[Collected data]
= = =

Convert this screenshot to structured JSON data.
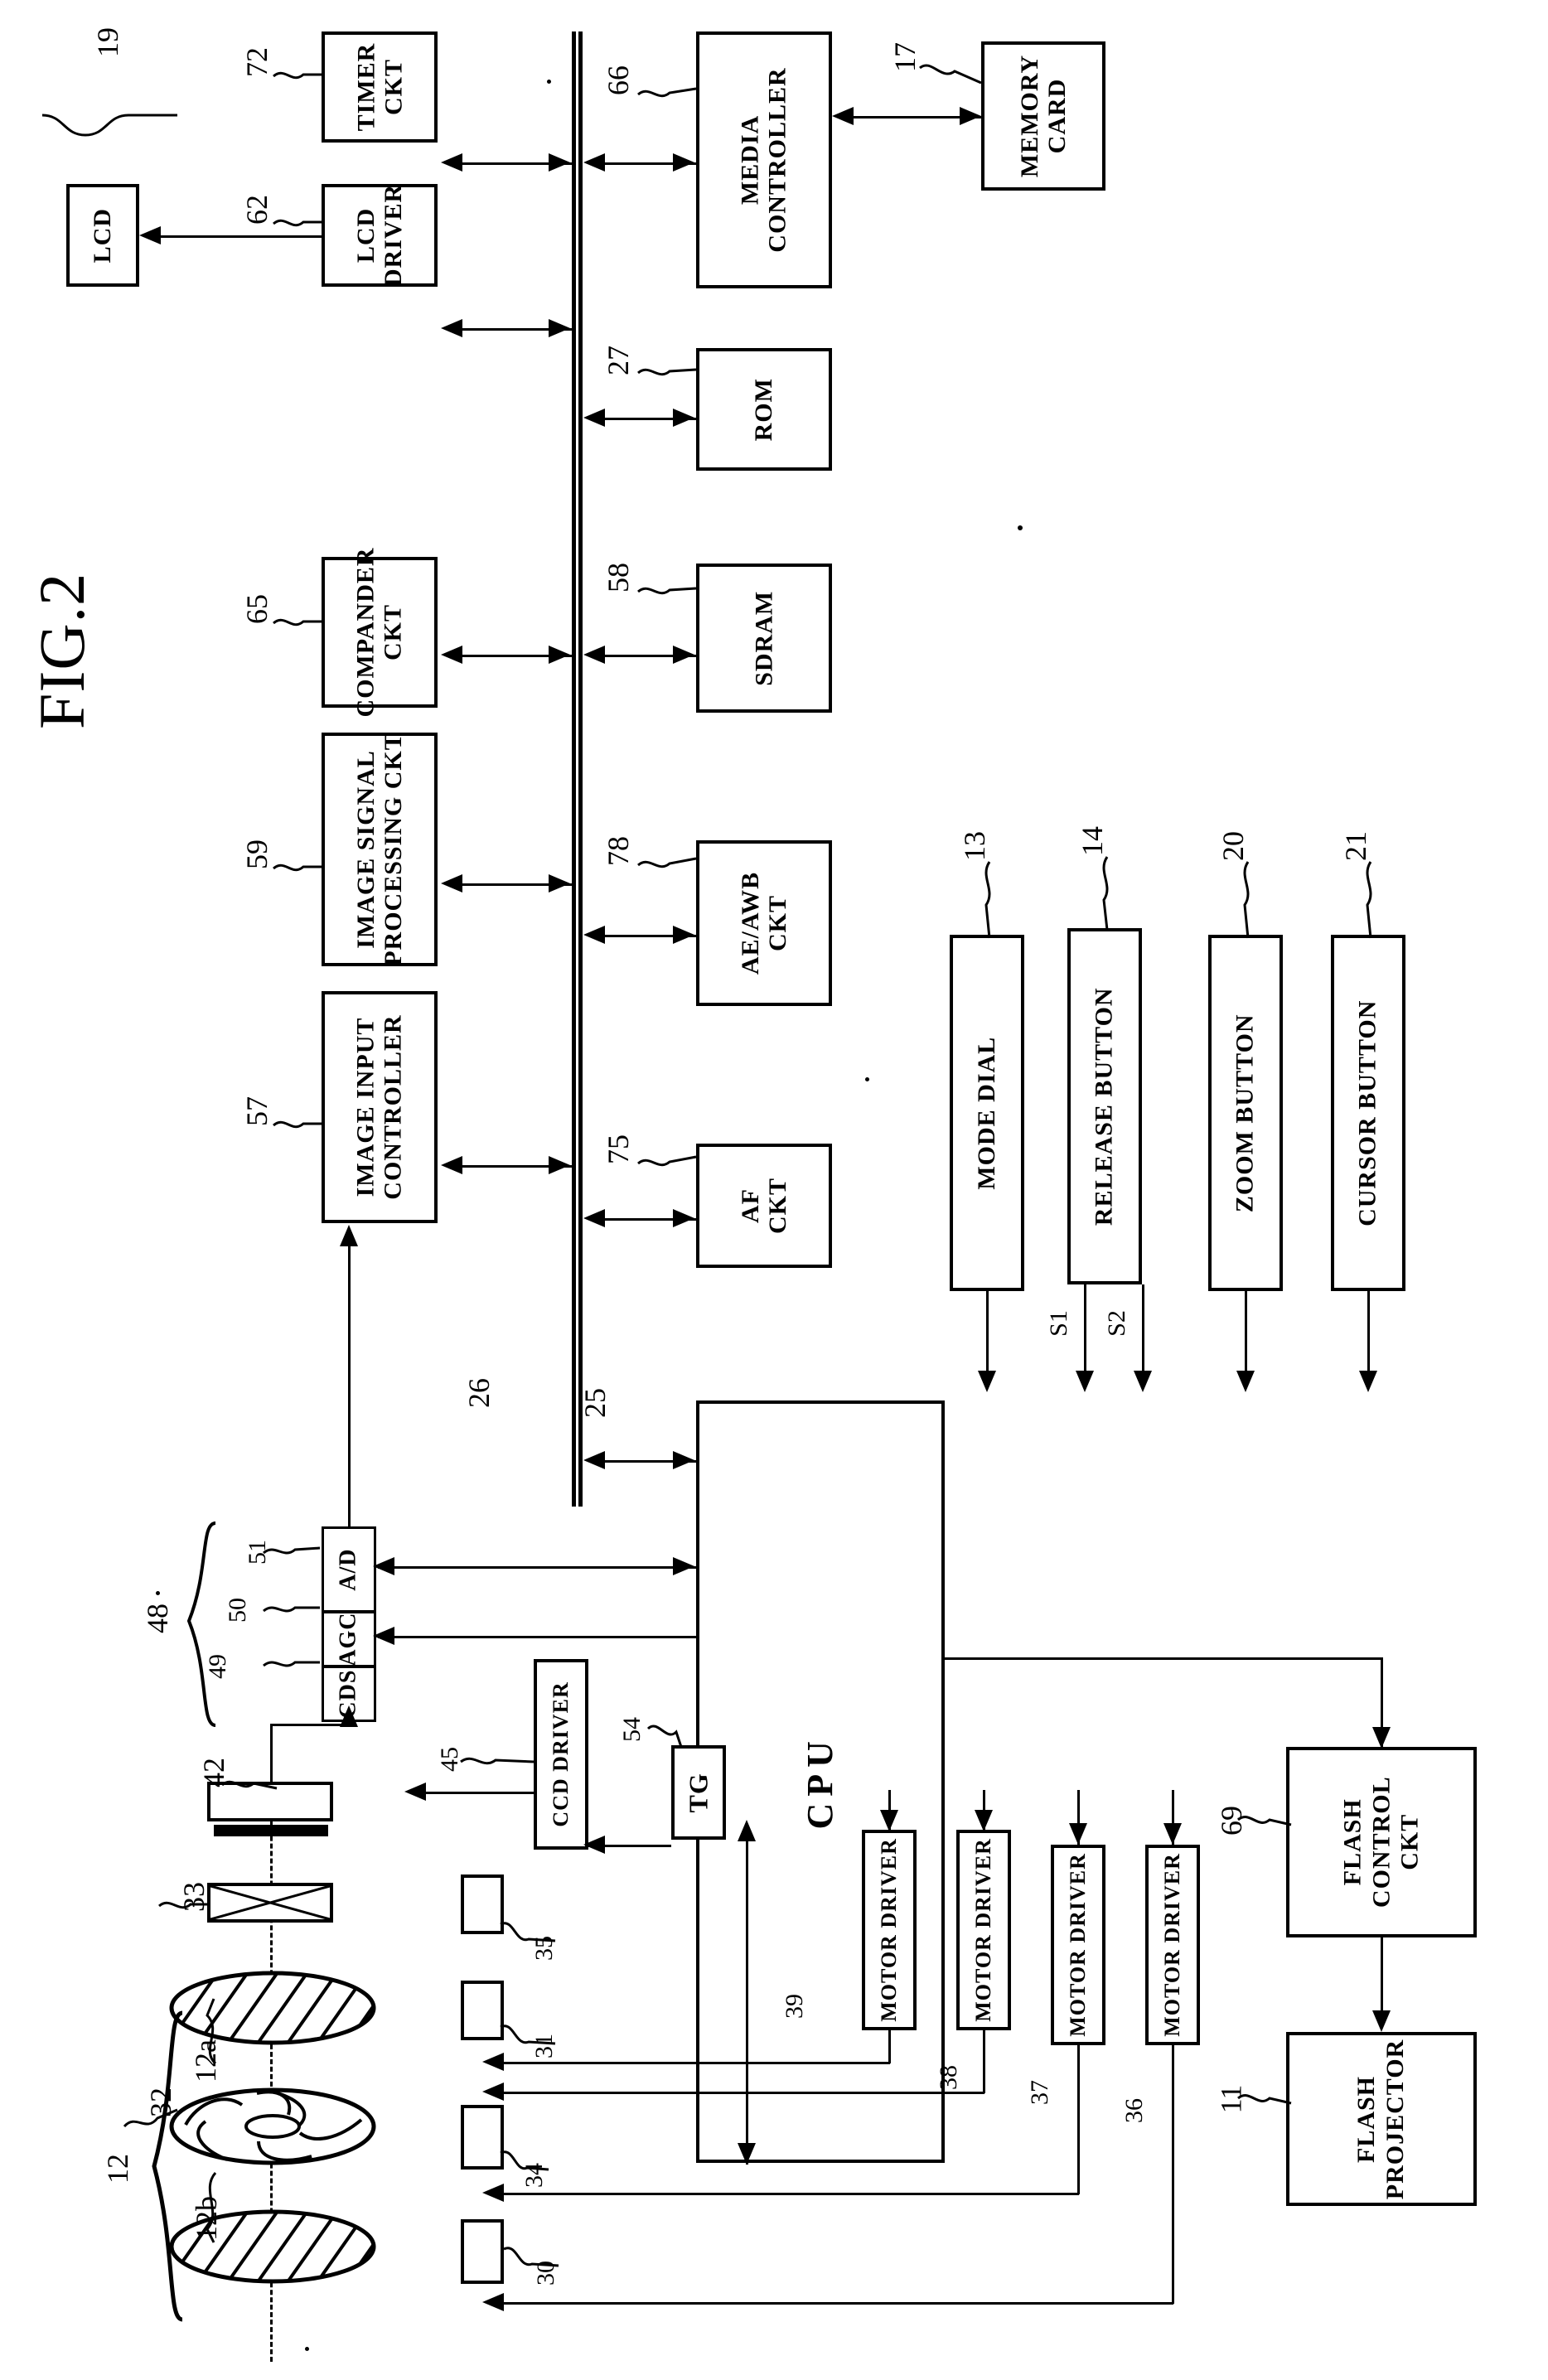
{
  "figure": {
    "title": "FIG.2",
    "type": "patent-block-diagram",
    "orientation": "rotated-90-ccw"
  },
  "blocks": [
    {
      "id": "lcd",
      "label": "LCD",
      "ref": "19"
    },
    {
      "id": "lcd_driver",
      "label": "LCD\nDRIVER",
      "ref": "62"
    },
    {
      "id": "timer_ckt",
      "label": "TIMER\nCKT",
      "ref": "72"
    },
    {
      "id": "media_controller",
      "label": "MEDIA\nCONTROLLER",
      "ref": "66"
    },
    {
      "id": "memory_card",
      "label": "MEMORY\nCARD",
      "ref": "17"
    },
    {
      "id": "rom",
      "label": "ROM",
      "ref": "27"
    },
    {
      "id": "sdram",
      "label": "SDRAM",
      "ref": "58"
    },
    {
      "id": "compander_ckt",
      "label": "COMPANDER\nCKT",
      "ref": "65"
    },
    {
      "id": "image_signal",
      "label": "IMAGE SIGNAL\nPROCESSING CKT",
      "ref": "59"
    },
    {
      "id": "ae_awb_ckt",
      "label": "AE/AWB\nCKT",
      "ref": "78"
    },
    {
      "id": "af_ckt",
      "label": "AF\nCKT",
      "ref": "75"
    },
    {
      "id": "image_input",
      "label": "IMAGE INPUT\nCONTROLLER",
      "ref": "57"
    },
    {
      "id": "mode_dial",
      "label": "MODE DIAL",
      "ref": "13"
    },
    {
      "id": "release_button",
      "label": "RELEASE BUTTON",
      "ref": "14"
    },
    {
      "id": "zoom_button",
      "label": "ZOOM BUTTON",
      "ref": "20"
    },
    {
      "id": "cursor_button",
      "label": "CURSOR BUTTON",
      "ref": "21"
    },
    {
      "id": "cpu",
      "label": "CPU",
      "ref": ""
    },
    {
      "id": "ad",
      "label": "A/D",
      "ref": "51"
    },
    {
      "id": "agc",
      "label": "AGC",
      "ref": "50"
    },
    {
      "id": "cds",
      "label": "CDS",
      "ref": "49"
    },
    {
      "id": "ccd_driver",
      "label": "CCD DRIVER",
      "ref": "45"
    },
    {
      "id": "tg",
      "label": "TG",
      "ref": "54"
    },
    {
      "id": "motor_driver_1",
      "label": "MOTOR DRIVER",
      "ref": "39"
    },
    {
      "id": "motor_driver_2",
      "label": "MOTOR DRIVER",
      "ref": "38"
    },
    {
      "id": "motor_driver_3",
      "label": "MOTOR DRIVER",
      "ref": "37"
    },
    {
      "id": "motor_driver_4",
      "label": "MOTOR DRIVER",
      "ref": "36"
    },
    {
      "id": "flash_control",
      "label": "FLASH\nCONTROL\nCKT",
      "ref": "69"
    },
    {
      "id": "flash_projector",
      "label": "FLASH\nPROJECTOR",
      "ref": "11"
    }
  ],
  "labels": {
    "title": "FIG.2",
    "lcd": "LCD",
    "lcd_driver_1": "LCD",
    "lcd_driver_2": "DRIVER",
    "timer_1": "TIMER",
    "timer_2": "CKT",
    "media_1": "MEDIA",
    "media_2": "CONTROLLER",
    "memcard_1": "MEMORY",
    "memcard_2": "CARD",
    "rom": "ROM",
    "sdram": "SDRAM",
    "compander_1": "COMPANDER",
    "compander_2": "CKT",
    "isp_1": "IMAGE SIGNAL",
    "isp_2": "PROCESSING CKT",
    "aeawb_1": "AE/AWB",
    "aeawb_2": "CKT",
    "af_1": "AF",
    "af_2": "CKT",
    "iic_1": "IMAGE INPUT",
    "iic_2": "CONTROLLER",
    "mode_dial": "MODE DIAL",
    "release_button": "RELEASE BUTTON",
    "zoom_button": "ZOOM BUTTON",
    "cursor_button": "CURSOR BUTTON",
    "cpu": "CPU",
    "ad": "A/D",
    "agc": "AGC",
    "cds": "CDS",
    "ccd_driver": "CCD DRIVER",
    "tg": "TG",
    "motor_driver": "MOTOR DRIVER",
    "flash_control_1": "FLASH",
    "flash_control_2": "CONTROL",
    "flash_control_3": "CKT",
    "flash_projector_1": "FLASH",
    "flash_projector_2": "PROJECTOR"
  },
  "reference_numerals": {
    "lcd": "19",
    "lcd_driver": "62",
    "timer": "72",
    "media_controller": "66",
    "memory_card": "17",
    "rom": "27",
    "sdram": "58",
    "compander": "65",
    "isp": "59",
    "ae_awb": "78",
    "af": "75",
    "image_input_controller": "57",
    "bus_left": "26",
    "bus_right": "25",
    "mode_dial": "13",
    "release_button": "14",
    "zoom_button": "20",
    "cursor_button": "21",
    "afe_bracket": "48",
    "ad": "51",
    "agc": "50",
    "cds": "49",
    "ccd_driver": "45",
    "tg": "54",
    "ccd": "42",
    "iris_holder": "35",
    "nd_filter": "33",
    "motor_driver_39": "39",
    "motor_driver_38": "38",
    "motor_driver_37": "37",
    "motor_driver_36": "36",
    "holder_31": "31",
    "holder_34": "34",
    "holder_30": "30",
    "aperture": "32",
    "lens_group": "12",
    "lens_front": "12a",
    "lens_rear": "12b",
    "flash_control": "69",
    "flash_projector": "11"
  },
  "signal_labels": {
    "s1": "S1",
    "s2": "S2"
  }
}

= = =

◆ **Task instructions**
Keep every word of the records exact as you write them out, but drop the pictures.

◆ **Output for this task**
Convert this screenshot to structured JSON data.
{
  "figure": {
    "title": "FIG.2",
    "type": "patent-block-diagram",
    "orientation": "rotated-90-ccw"
  },
  "blocks": [
    {
      "id": "lcd",
      "label": "LCD",
      "ref": "19"
    },
    {
      "id": "lcd_driver",
      "label": "LCD\nDRIVER",
      "ref": "62"
    },
    {
      "id": "timer_ckt",
      "label": "TIMER\nCKT",
      "ref": "72"
    },
    {
      "id": "media_controller",
      "label": "MEDIA\nCONTROLLER",
      "ref": "66"
    },
    {
      "id": "memory_card",
      "label": "MEMORY\nCARD",
      "ref": "17"
    },
    {
      "id": "rom",
      "label": "ROM",
      "ref": "27"
    },
    {
      "id": "sdram",
      "label": "SDRAM",
      "ref": "58"
    },
    {
      "id": "compander_ckt",
      "label": "COMPANDER\nCKT",
      "ref": "65"
    },
    {
      "id": "image_signal",
      "label": "IMAGE SIGNAL\nPROCESSING CKT",
      "ref": "59"
    },
    {
      "id": "ae_awb_ckt",
      "label": "AE/AWB\nCKT",
      "ref": "78"
    },
    {
      "id": "af_ckt",
      "label": "AF\nCKT",
      "ref": "75"
    },
    {
      "id": "image_input",
      "label": "IMAGE INPUT\nCONTROLLER",
      "ref": "57"
    },
    {
      "id": "mode_dial",
      "label": "MODE DIAL",
      "ref": "13"
    },
    {
      "id": "release_button",
      "label": "RELEASE BUTTON",
      "ref": "14"
    },
    {
      "id": "zoom_button",
      "label": "ZOOM BUTTON",
      "ref": "20"
    },
    {
      "id": "cursor_button",
      "label": "CURSOR BUTTON",
      "ref": "21"
    },
    {
      "id": "cpu",
      "label": "CPU",
      "ref": ""
    },
    {
      "id": "ad",
      "label": "A/D",
      "ref": "51"
    },
    {
      "id": "agc",
      "label": "AGC",
      "ref": "50"
    },
    {
      "id": "cds",
      "label": "CDS",
      "ref": "49"
    },
    {
      "id": "ccd_driver",
      "label": "CCD DRIVER",
      "ref": "45"
    },
    {
      "id": "tg",
      "label": "TG",
      "ref": "54"
    },
    {
      "id": "motor_driver_1",
      "label": "MOTOR DRIVER",
      "ref": "39"
    },
    {
      "id": "motor_driver_2",
      "label": "MOTOR DRIVER",
      "ref": "38"
    },
    {
      "id": "motor_driver_3",
      "label": "MOTOR DRIVER",
      "ref": "37"
    },
    {
      "id": "motor_driver_4",
      "label": "MOTOR DRIVER",
      "ref": "36"
    },
    {
      "id": "flash_control",
      "label": "FLASH\nCONTROL\nCKT",
      "ref": "69"
    },
    {
      "id": "flash_projector",
      "label": "FLASH\nPROJECTOR",
      "ref": "11"
    }
  ],
  "labels": {
    "title": "FIG.2",
    "lcd": "LCD",
    "lcd_driver_1": "LCD",
    "lcd_driver_2": "DRIVER",
    "timer_1": "TIMER",
    "timer_2": "CKT",
    "media_1": "MEDIA",
    "media_2": "CONTROLLER",
    "memcard_1": "MEMORY",
    "memcard_2": "CARD",
    "rom": "ROM",
    "sdram": "SDRAM",
    "compander_1": "COMPANDER",
    "compander_2": "CKT",
    "isp_1": "IMAGE SIGNAL",
    "isp_2": "PROCESSING CKT",
    "aeawb_1": "AE/AWB",
    "aeawb_2": "CKT",
    "af_1": "AF",
    "af_2": "CKT",
    "iic_1": "IMAGE INPUT",
    "iic_2": "CONTROLLER",
    "mode_dial": "MODE DIAL",
    "release_button": "RELEASE BUTTON",
    "zoom_button": "ZOOM BUTTON",
    "cursor_button": "CURSOR BUTTON",
    "cpu": "CPU",
    "ad": "A/D",
    "agc": "AGC",
    "cds": "CDS",
    "ccd_driver": "CCD DRIVER",
    "tg": "TG",
    "motor_driver": "MOTOR DRIVER",
    "flash_control_1": "FLASH",
    "flash_control_2": "CONTROL",
    "flash_control_3": "CKT",
    "flash_projector_1": "FLASH",
    "flash_projector_2": "PROJECTOR"
  },
  "reference_numerals": {
    "lcd": "19",
    "lcd_driver": "62",
    "timer": "72",
    "media_controller": "66",
    "memory_card": "17",
    "rom": "27",
    "sdram": "58",
    "compander": "65",
    "isp": "59",
    "ae_awb": "78",
    "af": "75",
    "image_input_controller": "57",
    "bus_left": "26",
    "bus_right": "25",
    "mode_dial": "13",
    "release_button": "14",
    "zoom_button": "20",
    "cursor_button": "21",
    "afe_bracket": "48",
    "ad": "51",
    "agc": "50",
    "cds": "49",
    "ccd_driver": "45",
    "tg": "54",
    "ccd": "42",
    "iris_holder": "35",
    "nd_filter": "33",
    "motor_driver_39": "39",
    "motor_driver_38": "38",
    "motor_driver_37": "37",
    "motor_driver_36": "36",
    "holder_31": "31",
    "holder_34": "34",
    "holder_30": "30",
    "aperture": "32",
    "lens_group": "12",
    "lens_front": "12a",
    "lens_rear": "12b",
    "flash_control": "69",
    "flash_projector": "11"
  },
  "signal_labels": {
    "s1": "S1",
    "s2": "S2"
  }
}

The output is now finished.